2.)     The actions of the attorney were premeditated -- see newsletter. What qualification does the attorney thinks he has to be able to check the credentials of the election monitors to ensure that they are certified and qualified? Passing a BAR exam doesn't make him a certified election specialist, but he had no quarrels to state that he will run the meeting with election. The way the meeting was conducted clearly proved that the people in charge even failed to register the owners present and establish a quorum!


3.)     Two official complaints were filed by two unit owners on March 8, 2006 -- hand delivered to the DBPR, Fort Lauderdale office!


4.)    Michael Cochran knew that the association board and/or the attorney had no right to detain the monitors. Cochran was -- by Secretary Marstiller -- instructed to inform the attorney that his statements in the newsletter were out of line. See e-mail by Secretary Marstiller  to Michael Cochran (dated February 09, 2006)

5.)    The return mailing address was the private address of a board member, a candidate in the election. How can owners expect a fair election if ballots are mailed and in possession of a candidate?

6.)    The validity of the candidacy of a board member, Edward A. Napolitano, should have been confirmed prior to the election. According to official documents, Napolitano is not an owner as required in the bylaws and should have been disqualified!  Despite different requests to show proof of unit ownership by Napolitano, the board has still failed to comply!

To make a long story short: 

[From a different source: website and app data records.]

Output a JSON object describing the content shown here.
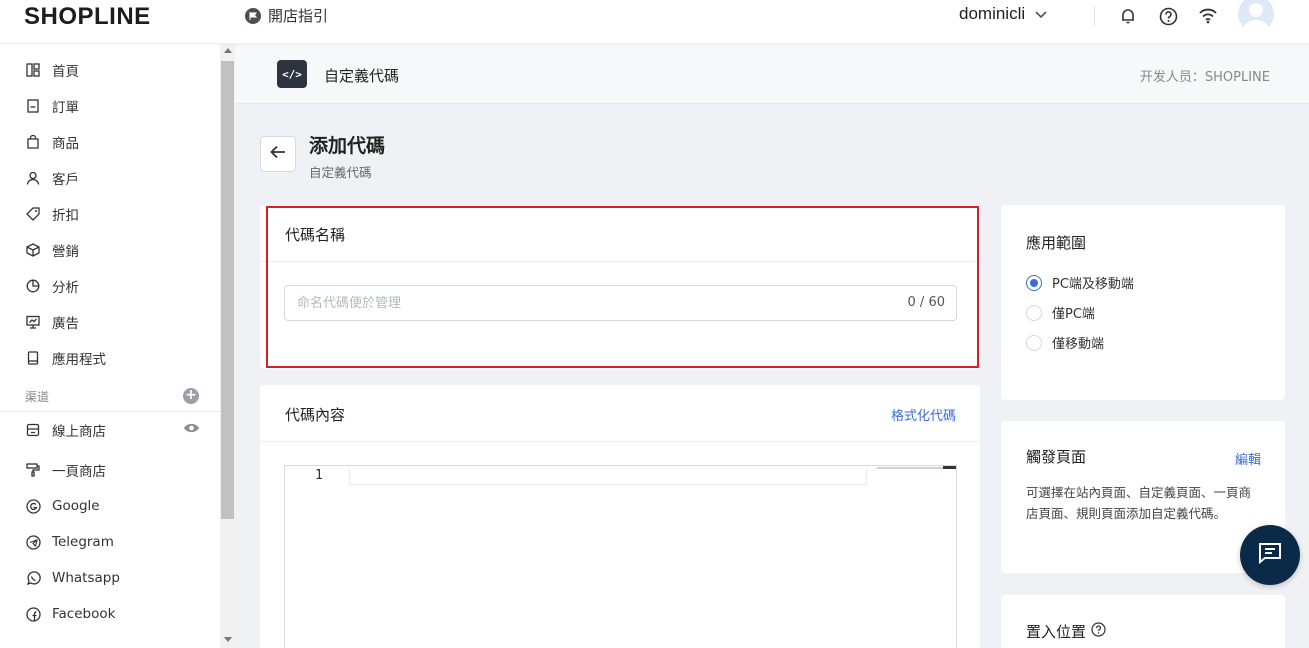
{
  "header": {
    "logo": "SHOPLINE",
    "guide_label": "開店指引",
    "username": "dominicli"
  },
  "sidebar": {
    "items": [
      {
        "label": "首頁",
        "icon": "home-icon"
      },
      {
        "label": "訂單",
        "icon": "orders-icon"
      },
      {
        "label": "商品",
        "icon": "bag-icon"
      },
      {
        "label": "客戶",
        "icon": "person-icon"
      },
      {
        "label": "折扣",
        "icon": "tag-icon"
      },
      {
        "label": "營銷",
        "icon": "box-icon"
      },
      {
        "label": "分析",
        "icon": "pie-icon"
      },
      {
        "label": "廣告",
        "icon": "monitor-icon"
      },
      {
        "label": "應用程式",
        "icon": "app-icon"
      }
    ],
    "channels_label": "渠道",
    "channels": [
      {
        "label": "線上商店",
        "icon": "store-icon"
      },
      {
        "label": "一頁商店",
        "icon": "paint-roller-icon"
      },
      {
        "label": "Google",
        "icon": "google-icon"
      },
      {
        "label": "Telegram",
        "icon": "telegram-icon"
      },
      {
        "label": "Whatsapp",
        "icon": "whatsapp-icon"
      },
      {
        "label": "Facebook",
        "icon": "facebook-icon"
      }
    ]
  },
  "subheader": {
    "icon_text": "</>",
    "title": "自定義代碼",
    "developer": "开发人员：SHOPLINE"
  },
  "page": {
    "title": "添加代碼",
    "subtitle": "自定義代碼"
  },
  "name_card": {
    "title": "代碼名稱",
    "placeholder": "命名代碼便於管理",
    "value": "",
    "counter": "0 / 60"
  },
  "code_card": {
    "title": "代碼內容",
    "format_link": "格式化代碼",
    "line_number": "1"
  },
  "scope_card": {
    "title": "應用範圍",
    "options": [
      {
        "label": "PC端及移動端",
        "selected": true
      },
      {
        "label": "僅PC端",
        "selected": false
      },
      {
        "label": "僅移動端",
        "selected": false
      }
    ]
  },
  "trigger_card": {
    "title": "觸發頁面",
    "edit_link": "編輯",
    "description": "可選擇在站內頁面、自定義頁面、一頁商店頁面、規則頁面添加自定義代碼。"
  },
  "place_card": {
    "title": "置入位置"
  },
  "colors": {
    "accent": "#3a6dd8",
    "highlight_border": "#d32029",
    "chat_button": "#0b2a48"
  }
}
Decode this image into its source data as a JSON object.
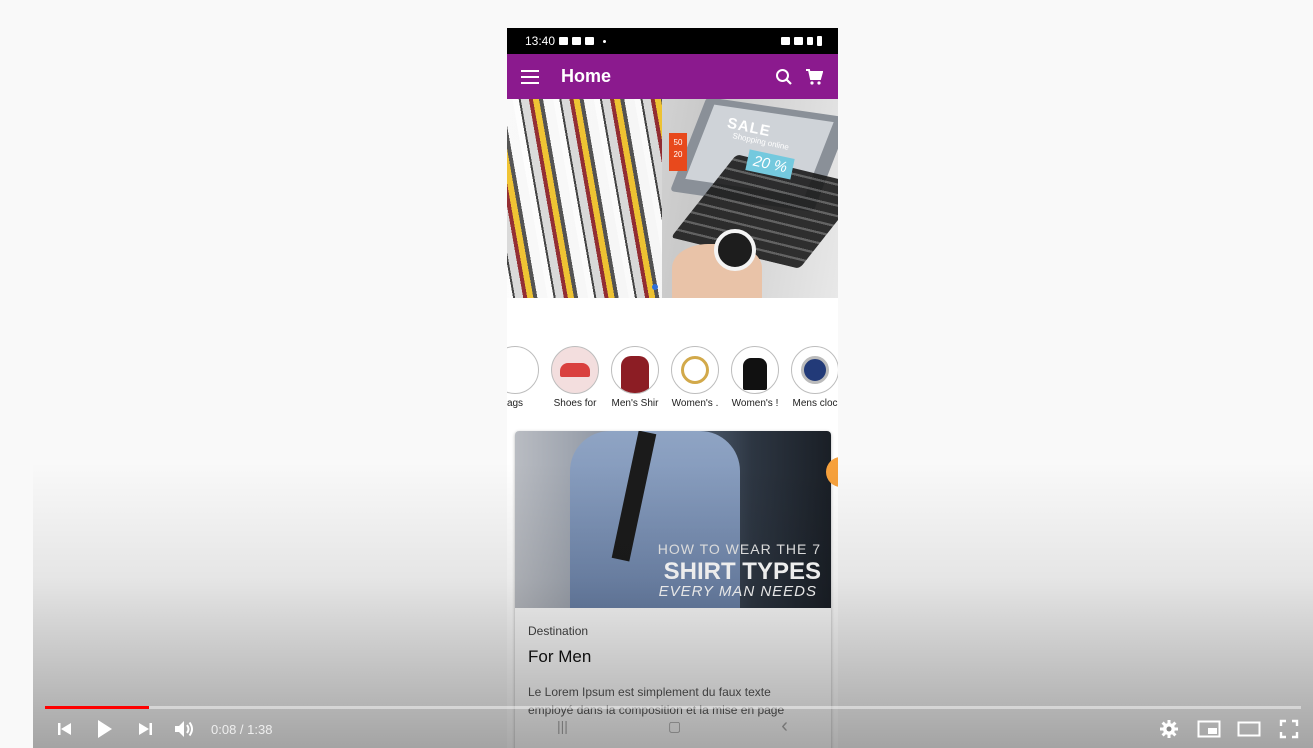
{
  "status_bar": {
    "time": "13:40"
  },
  "app_bar": {
    "title": "Home"
  },
  "banner": {
    "sale": "SALE",
    "sub": "Shopping online",
    "percent": "20 %",
    "tag": "50 20"
  },
  "categories": [
    {
      "label": "ags"
    },
    {
      "label": "Shoes for"
    },
    {
      "label": "Men's Shir"
    },
    {
      "label": "Women's ."
    },
    {
      "label": "Women's !"
    },
    {
      "label": "Mens cloc"
    }
  ],
  "card": {
    "image_line1": "HOW TO WEAR THE 7",
    "image_line2": "SHIRT TYPES",
    "image_line3": "EVERY MAN NEEDS",
    "kicker": "Destination",
    "title": "For Men",
    "description": "Le Lorem Ipsum est simplement du faux texte employé dans la composition et la mise en page"
  },
  "nav_bar": {
    "recents": "|||",
    "home": "▢",
    "back": "‹"
  },
  "player": {
    "time_display": "0:08 / 1:38",
    "progress": 0.083,
    "accent_color": "#ff0000"
  }
}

Claiming to investigate the "unnoticed" board meeting is definitely the easy way out.  Considering that the attorney is a member of the law firm of Becker & Poliakoff P.A. and that  manager Keith Tannenbaum is an employee of Continental Management, it gives everybody the impression that the Division rather ducks instead of tangling with the "Big Dogs"!

So maybe the assumption that somebody will be covering up for them is not too farfetched?

If the Division lets board, attorney and manager get away with their violations of the Florida Statutes, it clearly loses what little credibility it still has left!  Many condo boards, attorneys and managers don't take the Division seriously anyway!

Florida's condo owners need a strong government agency willing to enforce our laws, not a toothless tiger that wastes their money and ducks every time some attorney plays his/her own little game -- and just ignores the Division!


Is There More Behind The Scenes?